(Exercise): Print each of the records below, leaving every word as it is.

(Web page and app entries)
◇ ◇ ◇

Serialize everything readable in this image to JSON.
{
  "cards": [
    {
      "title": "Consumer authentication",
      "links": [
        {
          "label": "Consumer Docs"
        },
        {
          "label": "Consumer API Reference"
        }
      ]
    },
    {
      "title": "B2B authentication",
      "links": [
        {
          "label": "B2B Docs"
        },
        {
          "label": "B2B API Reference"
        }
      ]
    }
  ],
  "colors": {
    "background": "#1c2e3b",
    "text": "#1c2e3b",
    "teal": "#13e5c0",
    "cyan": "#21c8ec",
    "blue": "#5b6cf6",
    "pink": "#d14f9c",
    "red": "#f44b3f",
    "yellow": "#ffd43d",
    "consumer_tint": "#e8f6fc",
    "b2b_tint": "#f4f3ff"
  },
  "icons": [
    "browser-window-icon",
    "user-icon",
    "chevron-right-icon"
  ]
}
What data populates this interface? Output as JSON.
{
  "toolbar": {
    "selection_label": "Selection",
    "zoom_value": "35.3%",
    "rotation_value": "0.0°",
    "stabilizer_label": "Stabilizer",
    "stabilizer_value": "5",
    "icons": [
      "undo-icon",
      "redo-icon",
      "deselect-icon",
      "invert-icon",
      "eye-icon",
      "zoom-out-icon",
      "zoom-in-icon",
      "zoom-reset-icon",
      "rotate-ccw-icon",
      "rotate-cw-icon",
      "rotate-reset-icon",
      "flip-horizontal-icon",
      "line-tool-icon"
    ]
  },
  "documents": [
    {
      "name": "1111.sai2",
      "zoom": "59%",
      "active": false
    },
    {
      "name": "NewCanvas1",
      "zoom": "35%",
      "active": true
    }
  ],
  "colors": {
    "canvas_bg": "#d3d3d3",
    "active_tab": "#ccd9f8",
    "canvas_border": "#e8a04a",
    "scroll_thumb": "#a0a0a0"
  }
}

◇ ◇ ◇

(Solution for this problem):
Serialize everything readable in this image to JSON.
{
  "cards": [
    {
      "title": "Consumer authentication",
      "links": [
        {
          "label": "Consumer Docs"
        },
        {
          "label": "Consumer API Reference"
        }
      ]
    },
    {
      "title": "B2B authentication",
      "links": [
        {
          "label": "B2B Docs"
        },
        {
          "label": "B2B API Reference"
        }
      ]
    }
  ],
  "colors": {
    "background": "#1c2e3b",
    "text": "#1c2e3b",
    "teal": "#13e5c0",
    "cyan": "#21c8ec",
    "blue": "#5b6cf6",
    "pink": "#d14f9c",
    "red": "#f44b3f",
    "yellow": "#ffd43d",
    "consumer_tint": "#e8f6fc",
    "b2b_tint": "#f4f3ff"
  },
  "icons": [
    "browser-window-icon",
    "user-icon",
    "chevron-right-icon"
  ]
}
What data populates this interface? Output as JSON.
{
  "toolbar": {
    "selection_label": "Selection",
    "zoom_value": "35.3%",
    "rotation_value": "0.0°",
    "stabilizer_label": "Stabilizer",
    "stabilizer_value": "5",
    "icons": [
      "undo-icon",
      "redo-icon",
      "deselect-icon",
      "invert-icon",
      "eye-icon",
      "zoom-out-icon",
      "zoom-in-icon",
      "zoom-reset-icon",
      "rotate-ccw-icon",
      "rotate-cw-icon",
      "rotate-reset-icon",
      "flip-horizontal-icon",
      "line-tool-icon"
    ]
  },
  "documents": [
    {
      "name": "1111.sai2",
      "zoom": "59%",
      "active": false
    },
    {
      "name": "NewCanvas1",
      "zoom": "35%",
      "active": true
    }
  ],
  "colors": {
    "canvas_bg": "#d3d3d3",
    "active_tab": "#ccd9f8",
    "canvas_border": "#e8a04a",
    "scroll_thumb": "#a0a0a0"
  }
}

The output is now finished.